In order to identify the most likely cause, it is important to take preceding events into consideration. Finding blood in the mouth is expected but nevertheless worrying and possibly serious after these conditions :
- after dental work
- postoperatively after surgery to the head or neck (mouth, nose, nasal sinuses, pharynx, tonsils, larynx)
- after trauma to the head and neck
However, the sign of bleeding from the mouth in a situation where none of these events have previously occurred needs to be investigated further in order to quickly and accurately identify the site of the bleed. It is also important to identify whether the blood in the mouth was related to coughing, vomiting or a nosebleed.
Causes of Blood in the Mouth
Recurrent bleeding from the mouth, extending over weeks or longer, should always raise the concern about oral cavity cancer. Malignant tumors within the nasal cavity, esophagus or larynx may also result in bleeding from the mouth.
Bleeding may not often be clearly evident as it may be swallowed along with saliva, or drain down into the esophagus. It may only be obvious upon brushing or spitting and due to the action of gravity, it may be more pronounced upon waking after sleeping or lying flat.
Blood that pools in the mouth is a serious sign, most often indicative of a rupture of an artery. It needs immediate medical attention.
- Injury to the head or neck
- Stomatitis – inflammation of the mouth due to mechanical or chemical trauma.
- Bleeding dental caries (tooth cavity), gingivitis, periodontitis
- Bleeding aphthous ulcers (mouth sores)
- Infections – candida, herpes, cytomegalovirus (CMV), viral hemorrhagic fevers
- Scurvy (vitamin C deficiency)
- Heavy metals like lead, mercury or arsenic poisoning
- Cancer – mouth, nasal cavity, pharynx
- Bleeding disorders like hemophilia
- Rare syndromes like Sackey-Sakati-Aur syndrome and Gardner-Morrisson-Abbot syndrome
This is discussed further under the causes of epistaxis (nosebleeds).
- Allergic rhinitis, post nasal drip
- Injury like nose picking, drug use (cocaine snorting), use of nasal spray (inhalants)
- Head trauma
- Dry air
- Infections – sinusitis, rhinitis, vestibulitis
- Some of the less common causes include hypertension, Wegener’s granulomatosis
Pharyngitis (inflamed throat) may be due to :
- Infections – tonsillitis (tonsillopharyngitis) or pharyngitis
- Chemical trauma – consuming corrosive substances, severe GERD (gastroesophageal reflux)
- Abscess (peritonsillar, parapharyngeal, retropharyngeal)
This is discussed further under the causes of blood in the vomit.

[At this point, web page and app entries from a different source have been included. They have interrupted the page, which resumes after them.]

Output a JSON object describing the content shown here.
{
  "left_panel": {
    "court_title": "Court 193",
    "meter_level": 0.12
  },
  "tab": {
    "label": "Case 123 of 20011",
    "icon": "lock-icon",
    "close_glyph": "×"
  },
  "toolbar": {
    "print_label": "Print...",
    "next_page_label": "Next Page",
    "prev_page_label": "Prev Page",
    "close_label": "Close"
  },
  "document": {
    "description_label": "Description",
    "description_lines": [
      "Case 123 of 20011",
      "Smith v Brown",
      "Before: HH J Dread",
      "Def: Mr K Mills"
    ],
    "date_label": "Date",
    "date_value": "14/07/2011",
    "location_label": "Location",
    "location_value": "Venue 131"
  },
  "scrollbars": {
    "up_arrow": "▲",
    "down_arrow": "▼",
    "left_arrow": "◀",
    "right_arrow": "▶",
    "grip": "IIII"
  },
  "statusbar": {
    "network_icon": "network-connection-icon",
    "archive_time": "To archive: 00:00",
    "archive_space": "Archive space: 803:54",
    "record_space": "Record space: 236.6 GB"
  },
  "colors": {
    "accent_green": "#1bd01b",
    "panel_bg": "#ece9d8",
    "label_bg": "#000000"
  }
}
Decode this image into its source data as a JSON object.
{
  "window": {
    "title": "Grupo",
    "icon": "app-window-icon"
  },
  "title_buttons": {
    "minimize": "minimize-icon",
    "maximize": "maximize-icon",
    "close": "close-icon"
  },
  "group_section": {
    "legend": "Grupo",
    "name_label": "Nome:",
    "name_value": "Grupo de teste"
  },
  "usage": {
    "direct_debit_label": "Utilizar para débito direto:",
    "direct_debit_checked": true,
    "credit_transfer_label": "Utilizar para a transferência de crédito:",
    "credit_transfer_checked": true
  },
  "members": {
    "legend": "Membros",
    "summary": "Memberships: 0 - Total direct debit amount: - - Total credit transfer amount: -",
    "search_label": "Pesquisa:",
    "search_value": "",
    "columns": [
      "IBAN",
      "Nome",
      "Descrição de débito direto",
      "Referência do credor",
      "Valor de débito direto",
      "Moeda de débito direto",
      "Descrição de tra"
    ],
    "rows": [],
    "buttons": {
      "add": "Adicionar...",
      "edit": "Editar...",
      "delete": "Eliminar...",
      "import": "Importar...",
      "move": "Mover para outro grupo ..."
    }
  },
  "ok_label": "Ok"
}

Bleeding from lower down in the gut (stomach or duodenum) is more likely to appear dark brown to black, similar to coffee grounds. It will only be passed out upon vomiting.
- Lacerations (Mallory-Weiss tear)
- Tumors – adenocarcinoma, squamous cell carcinoma
- Esophagitis – reflux, infectious, erosive, eosinophilic
- Barrett esophagus
Larynx, Trachea, Bronchi and Lungs
This is discussed further under coughing up blood.
- Foreign body
- Infections – laryngitis, epiglottitis, bronchitis, pneumonia, tuberculosis
- Lung abscess
- Pulmonary artery rupture
- Pulmonary embolism
- Aortic aneurysm leaking into the pulmonary cavity
- Bleeding from the Mouth. Wrong Diagnosis
Article reviewed by Dr. Greg. Last updated on October 14, 2010